Security guards allegedly responded to one protester who waved a Canadian passport at them while being chased by Ukrainian police. When the embassy door was opened, multiple demonstrators armed with sticks and paving stones rushed inside.

Roman Waschuk, the Canadian ambassador, admitted in an interview that the protesters remained camped in the lobby for at least a week. In response, a criminal investigation into the protesters’ actions was launched by the Ukrainian authorities, but this was quietly dropped after Yanukovych was driven from power. One anonymous interior ministry official commented, “There wasn’t much of an obstacle for them to get in. Not much security. Canada was sympathizing with the protesters at the time.”

The Canadian Press article also notes that “a decision was made at the highest levels to let it play out,” that is to not take any steps to evict the protesters, who had been participating in confrontations led by ultra-right-wing nationalists aligned with Svoboda and the fascistic Right Sector.

If the Harper government failed to make this incident public at the time or since, it is because it is determined to cover up the extent of Ottawa’s involvement in Ukraine affairs, including in supporting the February 2014 coup.

Following the collapse of the Soviet Union, Canada together with the US provided millions in aid to pro-western groups in Ukraine, including backing the Orange Revolution in 2004. The free trade agreement concluded between Harper and Yatsenyuk was first initiated by Canada in 2009 under the presidency of Victor Yushchenko, the co-leader of the 2004 uprising with the oligarch Yulia Timoshenko. But it was stalled in 2010 by the return to power of Yanukovych, who pursued closer relations with Moscow.

Ottawa enjoys close ties with many of the right-wing, nationalist forces which were active in the Maidan protests and are now playing a leading role in fighting against pro-Russian separatists in the country’s east. These relations have been developed through the Ukrainian Canadian Congress (UCC), a lobby group claiming to represent the estimated 1.2 million people in Canada who are of Ukrainian origin.

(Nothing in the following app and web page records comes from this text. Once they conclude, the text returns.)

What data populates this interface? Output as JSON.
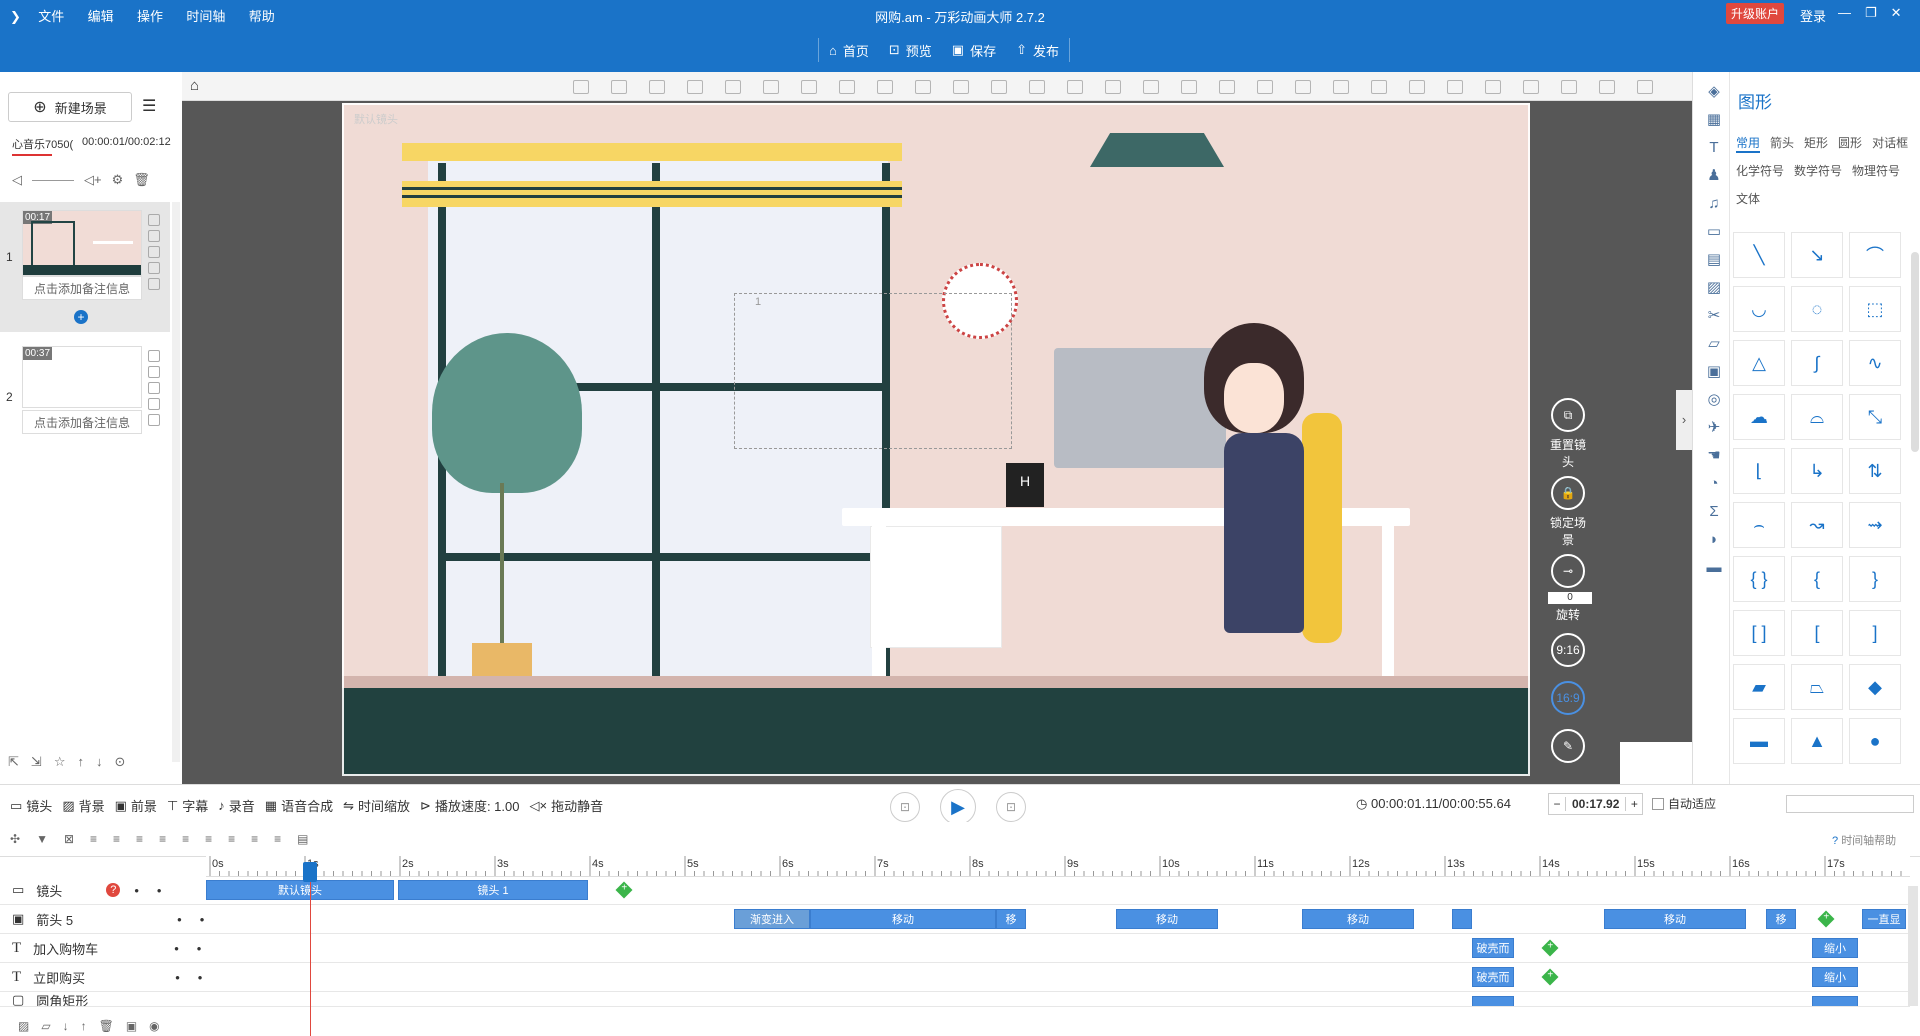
{
  "app": {
    "title": "网购.am - 万彩动画大师 2.7.2",
    "menu": [
      "文件",
      "编辑",
      "操作",
      "时间轴",
      "帮助"
    ],
    "upgrade": "升级账户",
    "login": "登录"
  },
  "toolbar": {
    "home": "首页",
    "preview": "预览",
    "save": "保存",
    "publish": "发布"
  },
  "left": {
    "new_scene": "新建场景",
    "music_name": "心音乐7050(",
    "music_time": "00:00:01/00:02:12",
    "scenes": [
      {
        "index": "1",
        "time": "00:17",
        "note": "点击添加备注信息"
      },
      {
        "index": "2",
        "time": "00:37",
        "note": "点击添加备注信息"
      }
    ]
  },
  "stage": {
    "camera_label": "默认镜头",
    "frame_label": "1",
    "mug_letter": "H"
  },
  "floatbtns": {
    "reset": "重置镜头",
    "lock": "锁定场景",
    "rotate": "旋转",
    "rotate_value": "0",
    "ratio_916": "9:16",
    "ratio_169": "16:9"
  },
  "right": {
    "title": "图形",
    "tabs_row1": [
      "常用",
      "箭头",
      "矩形",
      "圆形",
      "对话框"
    ],
    "tabs_row2": [
      "化学符号",
      "数学符号",
      "物理符号"
    ],
    "tabs_row3": [
      "文体"
    ]
  },
  "timeline": {
    "buttons": [
      "镜头",
      "背景",
      "前景",
      "字幕",
      "录音",
      "语音合成",
      "时间缩放",
      "播放速度: 1.00",
      "拖动静音"
    ],
    "time_display": "00:00:01.11/00:00:55.64",
    "duration": "00:17.92",
    "auto_fit": "自动适应",
    "help": "时间轴帮助",
    "ruler": [
      "0s",
      "1s",
      "2s",
      "3s",
      "4s",
      "5s",
      "6s",
      "7s",
      "8s",
      "9s",
      "10s",
      "11s",
      "12s",
      "13s",
      "14s",
      "15s",
      "16s",
      "17s"
    ],
    "tracks": [
      {
        "name": "镜头"
      },
      {
        "name": "箭头 5"
      },
      {
        "name": "加入购物车"
      },
      {
        "name": "立即购买"
      },
      {
        "name": "圆角矩形"
      }
    ],
    "clips": {
      "cam1": "默认镜头",
      "cam2": "镜头 1",
      "fade": "渐变进入",
      "move": "移动",
      "move_short": "移",
      "end": "一直显",
      "blink": "破壳而",
      "shrink": "缩小"
    }
  },
  "colors": {
    "primary": "#1a73c8",
    "clip": "#4a90e2",
    "upgrade": "#e0483e",
    "green": "#3bb54a"
  }
}
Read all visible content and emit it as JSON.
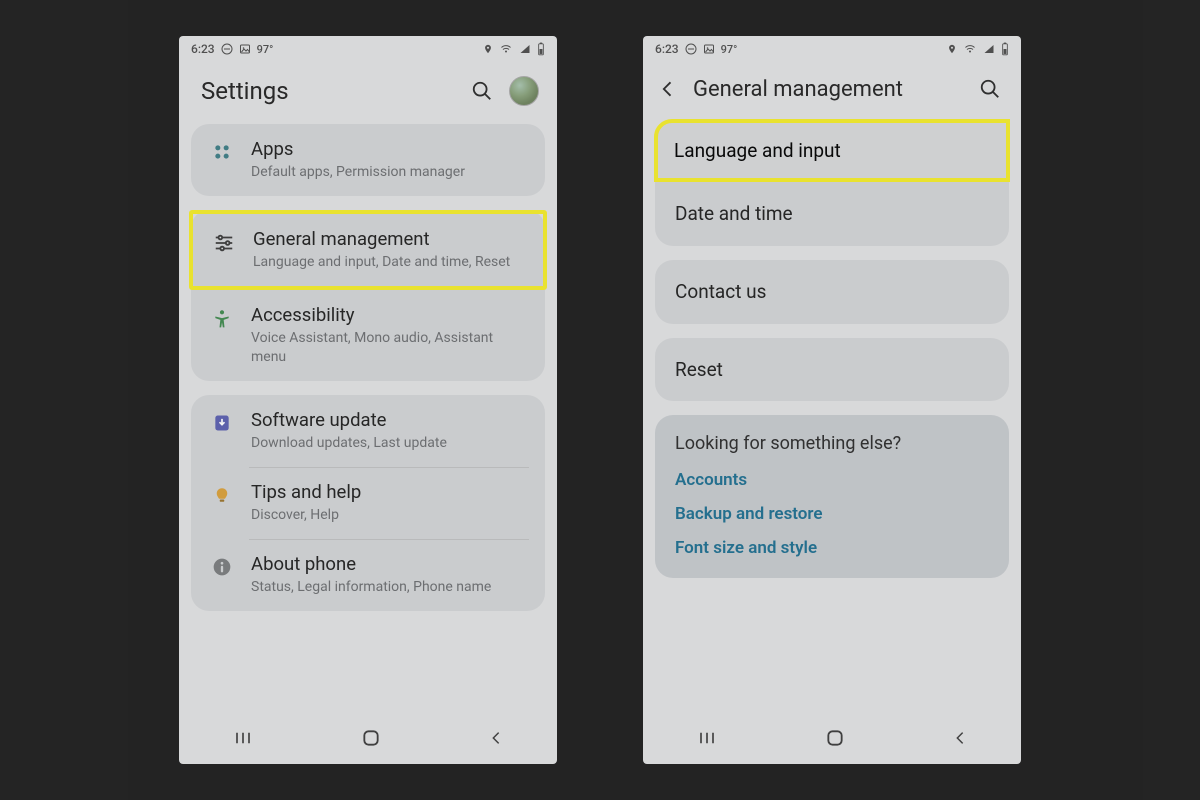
{
  "status": {
    "time": "6:23",
    "temp": "97°"
  },
  "left": {
    "title": "Settings",
    "items": [
      {
        "label": "Apps",
        "sub": "Default apps, Permission manager"
      },
      {
        "label": "General management",
        "sub": "Language and input, Date and time, Reset"
      },
      {
        "label": "Accessibility",
        "sub": "Voice Assistant, Mono audio, Assistant menu"
      },
      {
        "label": "Software update",
        "sub": "Download updates, Last update"
      },
      {
        "label": "Tips and help",
        "sub": "Discover, Help"
      },
      {
        "label": "About phone",
        "sub": "Status, Legal information, Phone name"
      }
    ]
  },
  "right": {
    "title": "General management",
    "items": [
      {
        "label": "Language and input"
      },
      {
        "label": "Date and time"
      },
      {
        "label": "Contact us"
      },
      {
        "label": "Reset"
      }
    ],
    "looking": {
      "heading": "Looking for something else?",
      "links": [
        "Accounts",
        "Backup and restore",
        "Font size and style"
      ]
    }
  }
}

The UCC has established a fundraising organization named Army SOS to ship military supplies, including weapons parts, to the Ukrainian Army and allied ultra-nationalist volunteer battalions. UCC representatives have travelled to Ukraine to oversee the supply of shipments to the front lines, and some even accompanied Harper on his last Kiev visit.

The Conservative government, with the full support of the opposition parties in parliament, has no problem in working with such right-wing forces.

According to a separate Canadian Press investigation, the Canadian government is making available $49 million “to fight Kremlin influence with grassroots ideology rather than tanks, artillery and troops.” This includes $3 million to fund “journalists,” a program involving the Canadian Federation of Municipalities to train administrative authorities, and support for anti-Russian political parties and civil society groups. Other groups participating in Canada’s work with Ukrainian political parties are the US-based International Republican Institute, which has ties to the Republican Party, Poland’s Solidarity Fund and the European Endowment for Democracy.

It is not hard to imagine the kinds of newspapers and other propaganda organs benefiting from this financial aid. Reporters Without Borders pointed out last August that Ukraine had enforced “draconian” restrictions on press freedom, passing a draft law which permitted the National Security and Defence Council to censor information in the name of security and national interests and do so without any judicial oversight. The prospect of a media publishing only what the right-wing government in Kiev wants to hear did not trouble Canada’s ambassador in Kiev. “In any country that’s in a state of conflict, in this case a victim of aggression, you are going to have judgement calls that come up on press freedom,” said Waschuk.